"Boy, dinner sure smells good," I said.

The following week I parked in a regular space, and even helped Mr. Stanley through the church doors. There was plenty of room at the altar that day, so I PARKED myself there for a while.

The opinions expressed by authors may not necessarily reflect the opinion of FaithWriters.com.
Accept Jesus as Your Lord and Savior Right Now - CLICK HERE
JOIN US at FaithWriters for Free. Grow as a Writer and Spread the Gospel.

This article has been read 614 times
Member Comments
Member Date
Robyn Burke02/11/10
This is the best example of 'Ohhh..." I have read so far!

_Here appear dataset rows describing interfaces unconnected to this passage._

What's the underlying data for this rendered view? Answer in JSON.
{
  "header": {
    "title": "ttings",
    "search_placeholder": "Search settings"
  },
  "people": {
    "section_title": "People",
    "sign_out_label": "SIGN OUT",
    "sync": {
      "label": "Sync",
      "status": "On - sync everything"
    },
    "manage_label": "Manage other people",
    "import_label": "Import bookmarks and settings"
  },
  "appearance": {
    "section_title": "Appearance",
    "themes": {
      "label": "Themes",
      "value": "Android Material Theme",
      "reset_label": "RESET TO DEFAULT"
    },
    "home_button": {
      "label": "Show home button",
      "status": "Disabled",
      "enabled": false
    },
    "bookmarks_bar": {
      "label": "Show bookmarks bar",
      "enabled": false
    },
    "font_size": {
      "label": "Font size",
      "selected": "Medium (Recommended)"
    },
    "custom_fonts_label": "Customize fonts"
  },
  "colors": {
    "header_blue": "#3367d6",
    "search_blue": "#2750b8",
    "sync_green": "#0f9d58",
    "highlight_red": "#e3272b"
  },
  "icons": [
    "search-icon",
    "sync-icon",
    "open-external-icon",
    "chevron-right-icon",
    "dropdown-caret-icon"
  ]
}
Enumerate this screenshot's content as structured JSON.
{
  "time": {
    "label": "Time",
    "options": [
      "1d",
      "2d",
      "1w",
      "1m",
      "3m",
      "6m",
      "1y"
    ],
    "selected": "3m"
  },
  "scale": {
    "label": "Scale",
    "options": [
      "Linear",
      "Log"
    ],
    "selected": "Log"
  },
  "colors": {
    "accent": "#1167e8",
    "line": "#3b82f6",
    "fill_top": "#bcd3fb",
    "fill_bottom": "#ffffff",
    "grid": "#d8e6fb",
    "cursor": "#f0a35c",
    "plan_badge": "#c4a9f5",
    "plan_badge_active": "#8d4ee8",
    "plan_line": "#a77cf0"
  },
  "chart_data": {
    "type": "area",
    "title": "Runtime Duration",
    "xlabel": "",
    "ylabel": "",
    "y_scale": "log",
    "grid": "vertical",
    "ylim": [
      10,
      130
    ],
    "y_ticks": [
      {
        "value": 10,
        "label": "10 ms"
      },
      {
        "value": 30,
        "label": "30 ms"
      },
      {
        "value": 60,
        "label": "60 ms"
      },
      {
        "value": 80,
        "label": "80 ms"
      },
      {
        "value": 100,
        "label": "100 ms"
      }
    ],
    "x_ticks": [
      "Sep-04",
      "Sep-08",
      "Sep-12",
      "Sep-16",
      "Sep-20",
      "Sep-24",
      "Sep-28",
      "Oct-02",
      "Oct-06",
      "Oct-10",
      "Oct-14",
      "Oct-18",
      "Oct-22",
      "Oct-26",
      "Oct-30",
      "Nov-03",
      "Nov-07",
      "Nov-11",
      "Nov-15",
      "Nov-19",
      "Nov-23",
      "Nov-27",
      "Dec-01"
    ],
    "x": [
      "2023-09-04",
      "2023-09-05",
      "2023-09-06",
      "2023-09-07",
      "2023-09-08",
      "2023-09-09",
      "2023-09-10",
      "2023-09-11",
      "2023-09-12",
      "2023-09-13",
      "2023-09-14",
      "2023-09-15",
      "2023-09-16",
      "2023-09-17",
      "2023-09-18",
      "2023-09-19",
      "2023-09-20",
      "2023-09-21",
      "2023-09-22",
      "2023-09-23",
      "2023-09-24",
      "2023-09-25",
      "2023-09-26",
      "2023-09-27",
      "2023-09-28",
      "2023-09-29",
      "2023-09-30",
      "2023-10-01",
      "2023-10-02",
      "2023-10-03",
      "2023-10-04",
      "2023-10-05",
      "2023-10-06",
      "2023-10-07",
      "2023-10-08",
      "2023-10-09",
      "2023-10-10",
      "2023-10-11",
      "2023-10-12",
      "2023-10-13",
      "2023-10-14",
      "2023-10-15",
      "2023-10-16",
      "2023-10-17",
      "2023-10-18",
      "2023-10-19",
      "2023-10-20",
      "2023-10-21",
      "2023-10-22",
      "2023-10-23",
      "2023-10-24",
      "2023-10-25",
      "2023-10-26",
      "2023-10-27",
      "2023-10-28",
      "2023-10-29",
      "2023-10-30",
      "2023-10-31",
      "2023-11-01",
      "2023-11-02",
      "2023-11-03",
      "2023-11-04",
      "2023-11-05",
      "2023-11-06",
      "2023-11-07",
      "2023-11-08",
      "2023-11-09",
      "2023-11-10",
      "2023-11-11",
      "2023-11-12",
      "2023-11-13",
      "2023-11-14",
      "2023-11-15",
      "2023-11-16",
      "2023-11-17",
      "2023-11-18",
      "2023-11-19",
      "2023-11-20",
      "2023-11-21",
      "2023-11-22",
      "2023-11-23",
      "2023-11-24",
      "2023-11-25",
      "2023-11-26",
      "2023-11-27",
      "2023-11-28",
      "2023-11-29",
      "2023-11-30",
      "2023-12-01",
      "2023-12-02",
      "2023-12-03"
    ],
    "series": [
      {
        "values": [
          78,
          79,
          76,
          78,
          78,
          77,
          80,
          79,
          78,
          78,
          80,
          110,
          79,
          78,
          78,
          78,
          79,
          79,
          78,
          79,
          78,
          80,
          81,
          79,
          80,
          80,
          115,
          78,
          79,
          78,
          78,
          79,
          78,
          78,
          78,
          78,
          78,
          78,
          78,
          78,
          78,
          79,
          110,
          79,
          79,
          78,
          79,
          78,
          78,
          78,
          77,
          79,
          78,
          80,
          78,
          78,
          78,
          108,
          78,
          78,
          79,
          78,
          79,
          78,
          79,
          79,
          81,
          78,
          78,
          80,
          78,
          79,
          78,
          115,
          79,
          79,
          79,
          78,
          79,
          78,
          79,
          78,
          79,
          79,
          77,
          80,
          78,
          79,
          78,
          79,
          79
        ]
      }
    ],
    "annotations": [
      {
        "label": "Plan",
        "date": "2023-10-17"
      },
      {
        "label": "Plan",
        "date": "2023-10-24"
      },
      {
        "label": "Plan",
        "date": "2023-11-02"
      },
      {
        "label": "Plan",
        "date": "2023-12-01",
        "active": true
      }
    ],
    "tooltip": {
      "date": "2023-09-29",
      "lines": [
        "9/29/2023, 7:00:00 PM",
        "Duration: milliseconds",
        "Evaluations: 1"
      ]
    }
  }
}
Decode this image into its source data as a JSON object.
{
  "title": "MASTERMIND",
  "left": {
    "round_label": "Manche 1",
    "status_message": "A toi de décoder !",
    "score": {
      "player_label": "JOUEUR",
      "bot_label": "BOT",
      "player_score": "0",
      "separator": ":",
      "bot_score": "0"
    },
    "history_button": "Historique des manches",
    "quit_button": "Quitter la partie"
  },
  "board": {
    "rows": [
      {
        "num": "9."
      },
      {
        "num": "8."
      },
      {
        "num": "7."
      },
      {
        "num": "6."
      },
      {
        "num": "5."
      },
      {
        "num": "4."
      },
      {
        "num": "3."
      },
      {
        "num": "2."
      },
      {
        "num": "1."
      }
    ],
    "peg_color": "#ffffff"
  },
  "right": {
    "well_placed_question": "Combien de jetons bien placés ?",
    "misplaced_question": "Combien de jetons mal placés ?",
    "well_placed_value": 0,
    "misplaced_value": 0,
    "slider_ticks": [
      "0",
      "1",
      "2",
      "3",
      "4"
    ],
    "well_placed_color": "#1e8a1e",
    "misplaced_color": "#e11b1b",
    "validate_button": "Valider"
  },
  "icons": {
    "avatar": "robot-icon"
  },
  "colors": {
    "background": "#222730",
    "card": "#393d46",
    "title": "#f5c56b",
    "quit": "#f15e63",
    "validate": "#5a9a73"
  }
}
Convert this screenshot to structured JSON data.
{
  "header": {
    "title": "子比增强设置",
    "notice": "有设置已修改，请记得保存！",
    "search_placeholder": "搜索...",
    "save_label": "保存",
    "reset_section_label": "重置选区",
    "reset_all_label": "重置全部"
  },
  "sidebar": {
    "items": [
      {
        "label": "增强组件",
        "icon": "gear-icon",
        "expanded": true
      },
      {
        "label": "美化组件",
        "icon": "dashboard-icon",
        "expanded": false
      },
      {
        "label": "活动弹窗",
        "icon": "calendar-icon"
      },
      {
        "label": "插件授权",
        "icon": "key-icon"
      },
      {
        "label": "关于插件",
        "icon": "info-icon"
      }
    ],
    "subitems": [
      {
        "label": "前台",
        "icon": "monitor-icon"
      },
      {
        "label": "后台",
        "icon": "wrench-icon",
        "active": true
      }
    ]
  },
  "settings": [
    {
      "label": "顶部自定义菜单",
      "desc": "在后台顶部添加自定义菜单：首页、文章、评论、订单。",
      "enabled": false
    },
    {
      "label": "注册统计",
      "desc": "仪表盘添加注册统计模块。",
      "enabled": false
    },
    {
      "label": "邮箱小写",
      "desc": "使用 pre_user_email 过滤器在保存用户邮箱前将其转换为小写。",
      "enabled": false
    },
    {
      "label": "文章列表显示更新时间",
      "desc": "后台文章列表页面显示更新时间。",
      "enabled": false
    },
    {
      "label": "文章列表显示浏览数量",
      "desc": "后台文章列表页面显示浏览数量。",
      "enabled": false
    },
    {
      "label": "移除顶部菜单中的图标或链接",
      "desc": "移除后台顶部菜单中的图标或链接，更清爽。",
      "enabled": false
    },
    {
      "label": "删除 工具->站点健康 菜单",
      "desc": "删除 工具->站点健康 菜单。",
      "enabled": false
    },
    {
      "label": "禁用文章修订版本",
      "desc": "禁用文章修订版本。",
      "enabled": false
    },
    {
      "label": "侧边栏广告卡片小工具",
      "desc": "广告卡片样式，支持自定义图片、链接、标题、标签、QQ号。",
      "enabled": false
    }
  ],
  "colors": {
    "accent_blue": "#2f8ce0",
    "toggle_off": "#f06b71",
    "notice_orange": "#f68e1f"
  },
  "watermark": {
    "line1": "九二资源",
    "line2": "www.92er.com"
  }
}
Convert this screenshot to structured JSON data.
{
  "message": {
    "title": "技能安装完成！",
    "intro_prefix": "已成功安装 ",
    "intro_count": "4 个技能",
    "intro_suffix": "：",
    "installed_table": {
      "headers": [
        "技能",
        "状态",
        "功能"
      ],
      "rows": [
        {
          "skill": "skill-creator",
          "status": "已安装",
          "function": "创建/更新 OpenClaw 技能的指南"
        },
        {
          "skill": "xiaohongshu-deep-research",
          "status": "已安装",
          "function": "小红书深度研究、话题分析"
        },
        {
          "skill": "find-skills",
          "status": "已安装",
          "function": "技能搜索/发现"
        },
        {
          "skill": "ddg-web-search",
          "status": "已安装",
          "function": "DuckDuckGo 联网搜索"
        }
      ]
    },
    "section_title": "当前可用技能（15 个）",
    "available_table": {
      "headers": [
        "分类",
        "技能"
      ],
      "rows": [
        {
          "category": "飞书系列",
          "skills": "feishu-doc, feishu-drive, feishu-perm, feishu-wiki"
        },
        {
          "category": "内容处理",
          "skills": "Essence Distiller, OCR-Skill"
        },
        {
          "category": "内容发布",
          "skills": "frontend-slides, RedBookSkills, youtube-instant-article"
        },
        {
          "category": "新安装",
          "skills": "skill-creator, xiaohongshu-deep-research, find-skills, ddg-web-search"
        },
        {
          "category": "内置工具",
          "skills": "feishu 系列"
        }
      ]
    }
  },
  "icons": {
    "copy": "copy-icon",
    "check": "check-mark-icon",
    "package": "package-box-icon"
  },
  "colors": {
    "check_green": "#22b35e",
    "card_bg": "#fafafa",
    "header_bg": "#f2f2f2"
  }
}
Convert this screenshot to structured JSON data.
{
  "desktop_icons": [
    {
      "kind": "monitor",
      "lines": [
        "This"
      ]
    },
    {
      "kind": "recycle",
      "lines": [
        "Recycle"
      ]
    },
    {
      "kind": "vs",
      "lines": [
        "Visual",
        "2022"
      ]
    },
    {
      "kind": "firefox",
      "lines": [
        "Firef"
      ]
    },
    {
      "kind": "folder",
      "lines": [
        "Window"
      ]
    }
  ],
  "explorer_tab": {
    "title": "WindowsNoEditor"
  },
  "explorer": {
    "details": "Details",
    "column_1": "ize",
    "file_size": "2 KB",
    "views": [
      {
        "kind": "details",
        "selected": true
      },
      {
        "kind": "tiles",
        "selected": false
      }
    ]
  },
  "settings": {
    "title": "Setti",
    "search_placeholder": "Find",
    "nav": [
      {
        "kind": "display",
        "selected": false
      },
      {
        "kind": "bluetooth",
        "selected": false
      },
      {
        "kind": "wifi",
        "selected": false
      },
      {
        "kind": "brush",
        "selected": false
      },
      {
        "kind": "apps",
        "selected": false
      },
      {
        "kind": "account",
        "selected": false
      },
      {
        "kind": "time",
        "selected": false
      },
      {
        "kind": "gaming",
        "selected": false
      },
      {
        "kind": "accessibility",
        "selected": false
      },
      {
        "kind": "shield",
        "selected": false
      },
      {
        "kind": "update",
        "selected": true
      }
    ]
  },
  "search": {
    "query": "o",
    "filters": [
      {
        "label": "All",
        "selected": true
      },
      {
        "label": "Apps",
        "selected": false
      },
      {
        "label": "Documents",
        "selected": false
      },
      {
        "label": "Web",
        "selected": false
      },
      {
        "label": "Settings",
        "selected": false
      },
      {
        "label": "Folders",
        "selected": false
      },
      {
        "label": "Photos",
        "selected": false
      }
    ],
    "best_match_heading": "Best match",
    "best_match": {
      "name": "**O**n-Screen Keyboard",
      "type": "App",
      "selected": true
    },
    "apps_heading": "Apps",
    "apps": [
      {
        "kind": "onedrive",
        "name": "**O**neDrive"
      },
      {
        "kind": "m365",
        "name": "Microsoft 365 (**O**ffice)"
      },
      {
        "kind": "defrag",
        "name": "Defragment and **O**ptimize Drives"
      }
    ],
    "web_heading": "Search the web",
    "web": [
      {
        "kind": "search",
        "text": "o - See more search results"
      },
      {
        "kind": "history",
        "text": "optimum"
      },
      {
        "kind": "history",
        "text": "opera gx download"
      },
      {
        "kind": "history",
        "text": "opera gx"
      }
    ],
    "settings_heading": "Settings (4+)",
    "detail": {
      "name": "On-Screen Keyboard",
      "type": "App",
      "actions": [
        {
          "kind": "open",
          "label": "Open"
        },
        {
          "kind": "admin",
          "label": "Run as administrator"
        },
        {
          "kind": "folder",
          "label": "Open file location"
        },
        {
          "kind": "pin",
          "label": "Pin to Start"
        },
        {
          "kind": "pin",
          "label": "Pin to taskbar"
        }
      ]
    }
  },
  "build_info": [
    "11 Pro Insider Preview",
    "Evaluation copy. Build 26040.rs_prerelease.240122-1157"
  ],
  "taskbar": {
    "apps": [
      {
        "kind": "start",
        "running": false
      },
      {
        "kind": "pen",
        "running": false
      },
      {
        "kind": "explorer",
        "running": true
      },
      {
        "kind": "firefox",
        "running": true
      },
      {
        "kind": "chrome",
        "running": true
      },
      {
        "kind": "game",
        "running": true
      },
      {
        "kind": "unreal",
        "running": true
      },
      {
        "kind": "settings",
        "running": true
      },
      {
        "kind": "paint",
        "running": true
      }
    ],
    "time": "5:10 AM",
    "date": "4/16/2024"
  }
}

You did a great job; just the right tone of indignation and humble pie. Good job!
Gina Fifo02/13/10
I enjoyed this. Loved your descriptive beginning, explosive middle and loving ending!
Sharon Laughter02/16/10
I so loved this! The honesty was great and haven't we ALL sat in THAT seat!!!!!! Scrumptious description of my favorite - pot roast by the way! This smacks winner!
Dana McReynolds02/17/10
Loved the whole story, the ending was fantastic.
Kate Oliver Webb 02/17/10
This is good--I really like it. Good writing, good story, and very real.
Brenda Shipman 02/17/10
Ouch! Painful way to learn humility and a forgiving heart. I'm sure the daughter in the story will remember that grace-filled moment the rest of her life.
Tessy Fuller02/17/10
This story should of included illustrations. I want to see the car :-) Great job! I liked how you ended it, parked at the altar.
Tessy Fuller02/17/10
This story should of included illustrations. I want to see the car :-) Great job! I liked how you ended it, parked at the altar.
Loren T. Lowery02/17/10
Perfect in so many ways. The inner dialogue was spot on...I've found myself thinking the same thought a few times as well : ) And, of course the revelation with the daughter - what's a guy to do? And the wife, well of course they often do read us like a book. The alter call at the end was the perfect touch - it shows the true inner character of the MC - someone most people would sincerely like to get to know.
Rikki Akeo02/17/10
I'm up against this kind of writing?
Let me just say "Congratulations" to you now.
Karen Pourbabaee 02/18/10
Wow! Congratulations not only on your 2nd place but your EC win too!
Sharon Laughter02/18/10
Yeah, I'm with Karen. sigh.
Very deserved - congrats!
Sharon Laughter02/18/10
Ooops, no I meant I was with Rikki - "Phew" - competition is fierce!!
Gregory Kane02/18/10
I loved your opening. Deliciously male.
Bryan Rudolph02/18/10
Ohhhh, nooo! Over so soon?

Absolutely delightful . . . vivid storytelling . . . warming thoughts . . . bang on topic . . . I just love it when, some time later (not much, mind you), I know I’ll wonder if those events were something I read, or something I lived.

Congratulations, Stanley, on your 2nd Place Win . . . now, where did I leave that car?

Sarah Elisabeth 02/18/10
Chely Roach02/18/10
Knowing what a cherry 66 Malibu looks like, I was hooked from your opening. The rest did not disappoint:) Fantastic writing, and congratulations on your EC!
John Collins03/01/10
It is a good lesson, we should care about people more than property, though not an easy lesson. I remember when I was young how my dad treated his cars, and how I hated him when he acted that way! In fact to this day sometimes I wish I were a storm turning over people's selfishness for their cars, and throwin them at will, destroying them if they believe their property is worth more than human lives.
That is of course, depending on the smallest word "if". Not saying I do not care about my property, just trying to put it in perspective.
Carol Penhorwood 03/30/10
Congratulations on your entry! So well deserved. This is a slice of real life and "tested" Christianity, isn't it? Loved it from beginning to the absolutely perfect ending!